TASK INSTRUCTIONS
Search the listing below for the word "title" and return each line that contains it.

DATA FOR THIS EXERCISE
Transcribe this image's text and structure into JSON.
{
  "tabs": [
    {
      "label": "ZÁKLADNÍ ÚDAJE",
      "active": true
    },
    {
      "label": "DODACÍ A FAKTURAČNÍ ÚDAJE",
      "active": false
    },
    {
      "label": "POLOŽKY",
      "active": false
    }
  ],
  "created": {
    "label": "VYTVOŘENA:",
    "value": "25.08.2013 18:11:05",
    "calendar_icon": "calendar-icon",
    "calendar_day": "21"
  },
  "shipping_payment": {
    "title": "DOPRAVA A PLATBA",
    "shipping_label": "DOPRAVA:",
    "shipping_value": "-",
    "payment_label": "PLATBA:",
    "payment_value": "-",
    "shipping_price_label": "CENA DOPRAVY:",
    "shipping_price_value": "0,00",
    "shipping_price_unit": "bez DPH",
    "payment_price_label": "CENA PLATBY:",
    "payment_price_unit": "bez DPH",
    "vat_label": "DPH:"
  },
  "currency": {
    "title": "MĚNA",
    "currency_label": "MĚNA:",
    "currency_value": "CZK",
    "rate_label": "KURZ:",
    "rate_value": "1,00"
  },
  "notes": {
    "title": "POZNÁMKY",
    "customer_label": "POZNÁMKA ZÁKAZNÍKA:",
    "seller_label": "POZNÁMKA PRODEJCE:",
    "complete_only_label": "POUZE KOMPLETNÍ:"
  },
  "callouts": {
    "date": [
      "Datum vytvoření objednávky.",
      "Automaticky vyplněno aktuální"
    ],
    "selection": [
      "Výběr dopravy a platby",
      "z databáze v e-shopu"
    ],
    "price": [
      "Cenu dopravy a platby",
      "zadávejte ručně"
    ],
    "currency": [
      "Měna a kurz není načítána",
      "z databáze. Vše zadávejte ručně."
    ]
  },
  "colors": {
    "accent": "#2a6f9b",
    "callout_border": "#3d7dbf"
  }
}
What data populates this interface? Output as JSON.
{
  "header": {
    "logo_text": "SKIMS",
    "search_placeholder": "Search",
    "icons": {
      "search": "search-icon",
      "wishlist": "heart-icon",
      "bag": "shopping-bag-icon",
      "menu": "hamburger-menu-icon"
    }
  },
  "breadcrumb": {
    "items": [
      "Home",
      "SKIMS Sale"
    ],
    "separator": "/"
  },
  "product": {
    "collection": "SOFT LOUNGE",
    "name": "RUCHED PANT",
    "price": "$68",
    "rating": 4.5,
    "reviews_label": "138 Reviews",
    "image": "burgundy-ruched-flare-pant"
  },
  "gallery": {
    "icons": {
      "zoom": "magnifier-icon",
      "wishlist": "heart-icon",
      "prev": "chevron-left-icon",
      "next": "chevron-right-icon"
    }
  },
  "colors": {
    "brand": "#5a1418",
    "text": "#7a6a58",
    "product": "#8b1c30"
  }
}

EXPECTED ANSWER
    "title": "DOPRAVA A PLATBA",
    "title": "MĚNA",
    "title": "POZNÁMKY",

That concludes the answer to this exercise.